That was memorable. It was the year 1998.
Ours had been suddenly designated a ‘petless’ house. After 17 strong years, Gooch my stray cat who ruled across two households had called it quits. The children had never known a house without him. Now suddenly it seemed strange. I held out for a while, watching in amusement  my daughter went to multiple households asking if we could ‘borrow’ their pets. These ranged from turtles to a squawky but dear parrot and several smelly but adorable dogs.
Then I succumbed.
I got two cats. .  The idea was to get the children to decide which one to keep. One was a beautiful grey Persian. The other was this good looking mixed-breed who came from some suspect lineage.
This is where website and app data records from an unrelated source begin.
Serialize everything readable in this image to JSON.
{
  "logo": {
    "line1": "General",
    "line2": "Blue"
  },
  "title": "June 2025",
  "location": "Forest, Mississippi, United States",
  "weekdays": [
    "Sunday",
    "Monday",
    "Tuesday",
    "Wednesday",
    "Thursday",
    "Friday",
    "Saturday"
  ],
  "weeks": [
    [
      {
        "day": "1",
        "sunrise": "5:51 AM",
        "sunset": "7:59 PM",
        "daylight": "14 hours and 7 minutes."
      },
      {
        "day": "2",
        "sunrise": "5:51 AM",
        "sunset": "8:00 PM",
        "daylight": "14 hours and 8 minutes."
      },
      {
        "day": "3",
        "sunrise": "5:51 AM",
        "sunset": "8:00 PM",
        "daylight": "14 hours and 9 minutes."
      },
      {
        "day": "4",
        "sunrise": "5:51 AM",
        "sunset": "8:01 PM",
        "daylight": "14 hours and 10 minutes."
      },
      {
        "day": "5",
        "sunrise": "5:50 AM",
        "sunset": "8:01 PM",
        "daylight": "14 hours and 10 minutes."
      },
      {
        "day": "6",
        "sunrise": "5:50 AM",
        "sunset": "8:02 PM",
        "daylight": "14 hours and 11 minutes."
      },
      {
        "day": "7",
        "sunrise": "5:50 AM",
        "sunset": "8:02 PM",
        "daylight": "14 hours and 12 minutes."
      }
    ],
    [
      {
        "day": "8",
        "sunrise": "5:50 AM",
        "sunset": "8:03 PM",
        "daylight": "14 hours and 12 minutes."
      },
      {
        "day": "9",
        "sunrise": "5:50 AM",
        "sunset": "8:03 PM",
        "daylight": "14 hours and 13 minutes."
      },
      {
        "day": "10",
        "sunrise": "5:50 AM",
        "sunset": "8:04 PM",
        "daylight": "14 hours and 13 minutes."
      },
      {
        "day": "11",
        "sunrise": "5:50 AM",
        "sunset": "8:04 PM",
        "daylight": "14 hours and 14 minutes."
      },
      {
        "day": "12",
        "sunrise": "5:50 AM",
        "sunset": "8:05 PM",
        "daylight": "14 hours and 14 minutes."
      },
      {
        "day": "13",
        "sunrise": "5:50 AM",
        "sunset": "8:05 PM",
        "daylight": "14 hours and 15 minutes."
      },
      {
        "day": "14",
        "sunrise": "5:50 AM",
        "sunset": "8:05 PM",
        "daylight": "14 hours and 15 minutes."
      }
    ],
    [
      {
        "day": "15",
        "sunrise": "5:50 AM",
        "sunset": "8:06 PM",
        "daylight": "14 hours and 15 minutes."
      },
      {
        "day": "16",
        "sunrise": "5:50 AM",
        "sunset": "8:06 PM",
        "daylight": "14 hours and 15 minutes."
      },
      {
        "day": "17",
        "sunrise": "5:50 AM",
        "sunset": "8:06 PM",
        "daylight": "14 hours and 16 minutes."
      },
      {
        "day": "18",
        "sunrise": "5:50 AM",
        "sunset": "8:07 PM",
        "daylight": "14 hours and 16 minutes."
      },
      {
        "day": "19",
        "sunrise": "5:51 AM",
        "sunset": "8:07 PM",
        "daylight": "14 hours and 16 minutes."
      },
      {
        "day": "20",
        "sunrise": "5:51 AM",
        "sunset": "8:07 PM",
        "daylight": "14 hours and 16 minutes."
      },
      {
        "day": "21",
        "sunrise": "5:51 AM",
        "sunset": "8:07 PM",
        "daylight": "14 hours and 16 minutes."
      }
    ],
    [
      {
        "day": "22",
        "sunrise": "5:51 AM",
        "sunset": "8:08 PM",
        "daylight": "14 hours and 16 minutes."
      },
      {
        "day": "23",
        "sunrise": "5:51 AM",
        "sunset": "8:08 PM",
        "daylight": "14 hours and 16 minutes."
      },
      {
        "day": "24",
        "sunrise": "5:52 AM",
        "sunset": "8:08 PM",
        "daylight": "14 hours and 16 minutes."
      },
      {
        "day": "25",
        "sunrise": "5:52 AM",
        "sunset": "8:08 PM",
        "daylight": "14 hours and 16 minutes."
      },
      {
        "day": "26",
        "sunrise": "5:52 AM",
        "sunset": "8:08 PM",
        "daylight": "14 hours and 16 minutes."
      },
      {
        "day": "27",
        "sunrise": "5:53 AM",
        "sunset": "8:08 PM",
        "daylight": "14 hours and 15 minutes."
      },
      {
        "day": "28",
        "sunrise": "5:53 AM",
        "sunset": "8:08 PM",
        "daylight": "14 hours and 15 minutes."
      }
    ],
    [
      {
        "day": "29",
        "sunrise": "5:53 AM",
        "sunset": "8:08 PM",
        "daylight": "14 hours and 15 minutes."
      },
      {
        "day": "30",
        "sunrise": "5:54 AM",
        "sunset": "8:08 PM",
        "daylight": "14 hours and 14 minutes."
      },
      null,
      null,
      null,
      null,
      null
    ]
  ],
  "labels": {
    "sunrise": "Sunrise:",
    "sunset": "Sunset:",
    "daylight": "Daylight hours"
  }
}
Bad idea! We couldn’t choose. We kept both. And with the beautiful Cleo, Caesar came with a substantial The reign of Caesar and Cleo had begun.
It’s a long story full of antics, broken pots, destroyed plants, scratched sofas and a house full of fur. (And it’s also another post.)
This one is about Caesar. Caesar, the discount cat. The cat who was given to us almost free – with a regal Cleo – who never let him forget that. Caesar on the other hand didn’t mind at all. He grew large and furry and fat with happiness. And his happiness revolved around Cleo – except for the times she didn’t let him sleep or tripped him when he walked by.
But many a times I’ve walked into hallowed boardrooms full of hushed silence and teak wood furniture and serious bespectacled gentlemen, to brush off a huge tuft of fur stuck on the side of my trousers! There have been times when unsuspecting guest have walked away from the house with an unexpected gift of a ‘fur coating’ from Caesar.
Caesar grew to be fairly social. He partied with the teenagers. Watched hindi serials with the aging.  And frequently sat through long phone calls with me. Or watched me when I worked. When bored he walked across my laptop pressing several random keys (that’s making a statement, isn’t it?) and jumped off with a nonchalant air.
He was there to greet me always, always when I got home. As he got older it was largely to complain about the lack of the children being the house. That largely meant no one was there to entertain him.
There was always a mutilated box for Caesar in the room. A box that was his playpen, his property and his plaything. Try claiming the box and he held on to it with his paws sprawled across it covering every square inch with his ample girth. Then he looked up as is to say, Try and match that Buster!
Most of the time, like most of his relatives, he slept. That of course, was the daytime activity. At night, Caesar was in his element. And almost always on the wrong side of the door.
So it’s 3 am and he wants out of the room. He checks out whether you are fast asleep. Then systematically starts dropping things off the bedside table. One by one they go crashing down, till you get up, wild with irritation and throw him out of the door. Very blasé, he walks out, having achieved his objective.
To come back, the door stopper was raised niftily with a paw and then slammed down hard. If you had just settled back down into REM mode after sending him out 45 minutes ago, you are now almost falling off the bed startled out of your skin. You open the door to yell at him and he bounds in and curls up on the bed, settles down and goes to sleep!
Beast! I say as wearily I get back in to bed. He purrs, readjusts his fatness and goes back to sleep.
In September this year Caesar left us. Suddenly. He had a night of uneasiness, after which he decided to call it a day. He left more than 16 glorious years behind him and a few broken hearts.
As we pick up the pieces of our broken hearts, we still find fur in some corners of the house.
Caesar! We miss you.
You still rule.
We still hear that indignant MOW.
We still expect to see you at the door!
I do hope that wherever you are in Pet Heaven you are purring contentedly and having fun.
I do hope all the doors are open for you and if not, you are systematically sending things crashing down.
And for those who oppose you, you can always say MOW!